WHAT YOU NEED TO DO: Repeat the listing below in full, exactly as it stands.

RECORDS PROVIDED:
········

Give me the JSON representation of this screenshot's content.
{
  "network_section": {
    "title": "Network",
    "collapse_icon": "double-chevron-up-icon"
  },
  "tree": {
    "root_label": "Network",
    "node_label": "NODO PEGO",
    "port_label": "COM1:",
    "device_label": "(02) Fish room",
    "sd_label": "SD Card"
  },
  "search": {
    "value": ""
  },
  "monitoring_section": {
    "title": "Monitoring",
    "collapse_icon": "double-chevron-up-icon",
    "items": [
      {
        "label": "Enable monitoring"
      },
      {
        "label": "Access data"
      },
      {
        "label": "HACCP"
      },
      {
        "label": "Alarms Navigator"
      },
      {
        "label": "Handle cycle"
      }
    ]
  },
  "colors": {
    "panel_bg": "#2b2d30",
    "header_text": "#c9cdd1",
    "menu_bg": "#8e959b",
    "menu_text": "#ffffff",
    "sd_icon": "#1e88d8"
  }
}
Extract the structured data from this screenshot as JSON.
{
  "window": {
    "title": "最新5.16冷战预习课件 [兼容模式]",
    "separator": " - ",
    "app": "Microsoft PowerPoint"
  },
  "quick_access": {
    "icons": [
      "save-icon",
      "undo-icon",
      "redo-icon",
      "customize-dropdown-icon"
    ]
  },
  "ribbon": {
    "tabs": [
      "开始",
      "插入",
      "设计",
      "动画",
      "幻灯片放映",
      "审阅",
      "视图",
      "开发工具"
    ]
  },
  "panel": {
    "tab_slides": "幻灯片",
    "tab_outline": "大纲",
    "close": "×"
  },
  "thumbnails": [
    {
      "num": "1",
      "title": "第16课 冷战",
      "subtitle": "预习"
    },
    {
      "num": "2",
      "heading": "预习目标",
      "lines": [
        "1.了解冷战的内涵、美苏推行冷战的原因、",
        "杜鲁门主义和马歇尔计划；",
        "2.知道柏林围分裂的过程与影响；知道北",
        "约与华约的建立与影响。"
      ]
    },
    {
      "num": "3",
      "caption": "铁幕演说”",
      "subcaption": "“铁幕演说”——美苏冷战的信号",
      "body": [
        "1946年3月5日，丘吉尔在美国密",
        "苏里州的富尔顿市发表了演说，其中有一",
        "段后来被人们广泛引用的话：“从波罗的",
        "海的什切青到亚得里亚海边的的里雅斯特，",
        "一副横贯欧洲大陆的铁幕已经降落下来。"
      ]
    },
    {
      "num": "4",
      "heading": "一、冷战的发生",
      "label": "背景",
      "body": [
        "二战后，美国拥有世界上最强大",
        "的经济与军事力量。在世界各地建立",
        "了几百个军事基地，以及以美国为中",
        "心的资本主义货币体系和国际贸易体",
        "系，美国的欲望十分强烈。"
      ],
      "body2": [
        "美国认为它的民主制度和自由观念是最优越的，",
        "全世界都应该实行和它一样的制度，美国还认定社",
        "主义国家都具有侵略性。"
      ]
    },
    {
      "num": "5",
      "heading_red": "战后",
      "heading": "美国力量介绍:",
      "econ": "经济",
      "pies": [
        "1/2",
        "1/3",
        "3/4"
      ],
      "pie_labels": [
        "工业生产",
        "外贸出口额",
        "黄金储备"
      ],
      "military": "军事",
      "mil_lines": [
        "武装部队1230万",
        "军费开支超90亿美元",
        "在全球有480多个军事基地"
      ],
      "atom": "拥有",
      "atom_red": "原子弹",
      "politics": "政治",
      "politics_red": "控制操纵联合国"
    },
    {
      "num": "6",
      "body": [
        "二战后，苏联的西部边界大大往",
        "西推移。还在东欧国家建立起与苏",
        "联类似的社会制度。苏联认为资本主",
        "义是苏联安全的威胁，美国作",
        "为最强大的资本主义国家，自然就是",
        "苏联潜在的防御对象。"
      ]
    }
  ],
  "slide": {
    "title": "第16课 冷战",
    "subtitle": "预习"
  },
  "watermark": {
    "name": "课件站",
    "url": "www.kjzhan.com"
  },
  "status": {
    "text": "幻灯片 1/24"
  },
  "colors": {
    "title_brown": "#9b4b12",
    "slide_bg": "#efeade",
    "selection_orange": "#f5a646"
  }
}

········

ANSWER BELOW:
Give me the JSON representation of this screenshot's content.
{
  "network_section": {
    "title": "Network",
    "collapse_icon": "double-chevron-up-icon"
  },
  "tree": {
    "root_label": "Network",
    "node_label": "NODO PEGO",
    "port_label": "COM1:",
    "device_label": "(02) Fish room",
    "sd_label": "SD Card"
  },
  "search": {
    "value": ""
  },
  "monitoring_section": {
    "title": "Monitoring",
    "collapse_icon": "double-chevron-up-icon",
    "items": [
      {
        "label": "Enable monitoring"
      },
      {
        "label": "Access data"
      },
      {
        "label": "HACCP"
      },
      {
        "label": "Alarms Navigator"
      },
      {
        "label": "Handle cycle"
      }
    ]
  },
  "colors": {
    "panel_bg": "#2b2d30",
    "header_text": "#c9cdd1",
    "menu_bg": "#8e959b",
    "menu_text": "#ffffff",
    "sd_icon": "#1e88d8"
  }
}
Extract the structured data from this screenshot as JSON.
{
  "window": {
    "title": "最新5.16冷战预习课件 [兼容模式]",
    "separator": " - ",
    "app": "Microsoft PowerPoint"
  },
  "quick_access": {
    "icons": [
      "save-icon",
      "undo-icon",
      "redo-icon",
      "customize-dropdown-icon"
    ]
  },
  "ribbon": {
    "tabs": [
      "开始",
      "插入",
      "设计",
      "动画",
      "幻灯片放映",
      "审阅",
      "视图",
      "开发工具"
    ]
  },
  "panel": {
    "tab_slides": "幻灯片",
    "tab_outline": "大纲",
    "close": "×"
  },
  "thumbnails": [
    {
      "num": "1",
      "title": "第16课 冷战",
      "subtitle": "预习"
    },
    {
      "num": "2",
      "heading": "预习目标",
      "lines": [
        "1.了解冷战的内涵、美苏推行冷战的原因、",
        "杜鲁门主义和马歇尔计划；",
        "2.知道柏林围分裂的过程与影响；知道北",
        "约与华约的建立与影响。"
      ]
    },
    {
      "num": "3",
      "caption": "铁幕演说”",
      "subcaption": "“铁幕演说”——美苏冷战的信号",
      "body": [
        "1946年3月5日，丘吉尔在美国密",
        "苏里州的富尔顿市发表了演说，其中有一",
        "段后来被人们广泛引用的话：“从波罗的",
        "海的什切青到亚得里亚海边的的里雅斯特，",
        "一副横贯欧洲大陆的铁幕已经降落下来。"
      ]
    },
    {
      "num": "4",
      "heading": "一、冷战的发生",
      "label": "背景",
      "body": [
        "二战后，美国拥有世界上最强大",
        "的经济与军事力量。在世界各地建立",
        "了几百个军事基地，以及以美国为中",
        "心的资本主义货币体系和国际贸易体",
        "系，美国的欲望十分强烈。"
      ],
      "body2": [
        "美国认为它的民主制度和自由观念是最优越的，",
        "全世界都应该实行和它一样的制度，美国还认定社",
        "主义国家都具有侵略性。"
      ]
    },
    {
      "num": "5",
      "heading_red": "战后",
      "heading": "美国力量介绍:",
      "econ": "经济",
      "pies": [
        "1/2",
        "1/3",
        "3/4"
      ],
      "pie_labels": [
        "工业生产",
        "外贸出口额",
        "黄金储备"
      ],
      "military": "军事",
      "mil_lines": [
        "武装部队1230万",
        "军费开支超90亿美元",
        "在全球有480多个军事基地"
      ],
      "atom": "拥有",
      "atom_red": "原子弹",
      "politics": "政治",
      "politics_red": "控制操纵联合国"
    },
    {
      "num": "6",
      "body": [
        "二战后，苏联的西部边界大大往",
        "西推移。还在东欧国家建立起与苏",
        "联类似的社会制度。苏联认为资本主",
        "义是苏联安全的威胁，美国作",
        "为最强大的资本主义国家，自然就是",
        "苏联潜在的防御对象。"
      ]
    }
  ],
  "slide": {
    "title": "第16课 冷战",
    "subtitle": "预习"
  },
  "watermark": {
    "name": "课件站",
    "url": "www.kjzhan.com"
  },
  "status": {
    "text": "幻灯片 1/24"
  },
  "colors": {
    "title_brown": "#9b4b12",
    "slide_bg": "#efeade",
    "selection_orange": "#f5a646"
  }
}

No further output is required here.